“I didn’t give my whole life, I just gave my dream to the Olympics but I have a lot of life ahead of me. This is just another step to success. Working off this mistake and figure out what I’m going to do next. I’m getting ready for my next journey.”
Errol Spence Quotes (prior to the bout being overturned)
“I thought I threw more punches and landed more shots and was the more aggressive boxer. I thought I won, and the coaches and the crowd thought I won but the judges didn’t think so.”
“Yes, I thought they announced me the winner.”
“This was a once in a lifetime experience being at the Olympics and I will cherish this experience no matter what happens. The guy from India is a good fighter, I take nothing from him and wish him the best of luck.”
“Of course, it’s disappointing because we hate to lose and expect to come home with medals and we didn’t. We’re kind of sad right now, it’s kind of a sad day. I’m more sad than anything right now, I felt like I let down a lot of people. My family and people that are at home.”
“I gave my everything in the ring so I’m not going to hang my head low too long but there’s nothing I can do about that decision.”
“You just have to use angles, throw punches and adjust to what he’s doing. I thought I had a high guard too and I thought I was landing punches between his shots too. He’s a good fighter, I take nothing from him.”
“My style is just to be really aggressive and throw a lot of punches, I’ve always done that.”
“I thought I scored more than two punches in the first round but I’ve seen it before, there’s nothing you can do.”
Errol Spence Quotes (Following the decision)
“I am obviously thrilled that my the competition jury overturned my decision and I can continue chasing the gold medal I came here to win. I am going to make the most of this second chance that I’ve been given. I can’t wait to get back in that ring on Tuesday.”

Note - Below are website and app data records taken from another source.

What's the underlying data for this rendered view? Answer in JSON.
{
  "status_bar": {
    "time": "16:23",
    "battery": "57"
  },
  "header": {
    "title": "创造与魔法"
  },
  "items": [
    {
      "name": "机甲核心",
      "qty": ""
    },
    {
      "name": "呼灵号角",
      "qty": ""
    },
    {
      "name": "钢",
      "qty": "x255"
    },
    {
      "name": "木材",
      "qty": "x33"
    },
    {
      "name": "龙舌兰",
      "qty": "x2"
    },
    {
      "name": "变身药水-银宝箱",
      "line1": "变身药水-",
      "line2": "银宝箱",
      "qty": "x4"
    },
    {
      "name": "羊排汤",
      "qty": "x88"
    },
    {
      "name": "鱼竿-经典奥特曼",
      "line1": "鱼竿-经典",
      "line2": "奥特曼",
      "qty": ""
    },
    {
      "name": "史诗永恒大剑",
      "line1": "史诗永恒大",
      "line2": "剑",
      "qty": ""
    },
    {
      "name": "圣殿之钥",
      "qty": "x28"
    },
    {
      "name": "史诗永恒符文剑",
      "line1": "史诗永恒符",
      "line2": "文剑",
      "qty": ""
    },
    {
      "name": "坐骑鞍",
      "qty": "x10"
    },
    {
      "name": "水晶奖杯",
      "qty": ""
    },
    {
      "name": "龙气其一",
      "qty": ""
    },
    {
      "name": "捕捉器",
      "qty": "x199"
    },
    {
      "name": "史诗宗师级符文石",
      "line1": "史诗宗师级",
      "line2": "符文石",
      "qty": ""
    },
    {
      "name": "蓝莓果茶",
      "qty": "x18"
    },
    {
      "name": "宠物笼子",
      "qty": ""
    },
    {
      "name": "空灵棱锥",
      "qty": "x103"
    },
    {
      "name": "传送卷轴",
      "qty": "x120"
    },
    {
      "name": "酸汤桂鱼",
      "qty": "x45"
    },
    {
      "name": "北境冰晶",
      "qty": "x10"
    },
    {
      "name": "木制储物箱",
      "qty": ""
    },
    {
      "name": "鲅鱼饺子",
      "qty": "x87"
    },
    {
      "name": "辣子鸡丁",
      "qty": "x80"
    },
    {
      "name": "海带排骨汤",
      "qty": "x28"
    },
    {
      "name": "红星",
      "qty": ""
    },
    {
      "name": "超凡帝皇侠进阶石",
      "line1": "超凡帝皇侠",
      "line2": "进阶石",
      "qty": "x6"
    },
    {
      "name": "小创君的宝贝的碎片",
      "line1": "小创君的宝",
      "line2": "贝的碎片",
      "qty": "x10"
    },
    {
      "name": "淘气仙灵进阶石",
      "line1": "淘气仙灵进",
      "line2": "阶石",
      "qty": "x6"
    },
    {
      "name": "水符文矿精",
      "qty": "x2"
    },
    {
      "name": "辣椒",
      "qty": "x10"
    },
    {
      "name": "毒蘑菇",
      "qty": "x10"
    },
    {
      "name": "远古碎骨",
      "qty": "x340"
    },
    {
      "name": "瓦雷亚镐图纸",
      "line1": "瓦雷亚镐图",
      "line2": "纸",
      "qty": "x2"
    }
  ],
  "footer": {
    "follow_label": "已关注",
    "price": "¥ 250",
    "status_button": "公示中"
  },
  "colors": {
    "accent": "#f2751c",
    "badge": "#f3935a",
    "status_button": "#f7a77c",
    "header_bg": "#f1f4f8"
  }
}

USA Boxing, as the national governing body for Olympic-style boxing, is the United States’ member organization of the International Amateur Boxing Association (AIBA) and a member of the United States Olympic Committee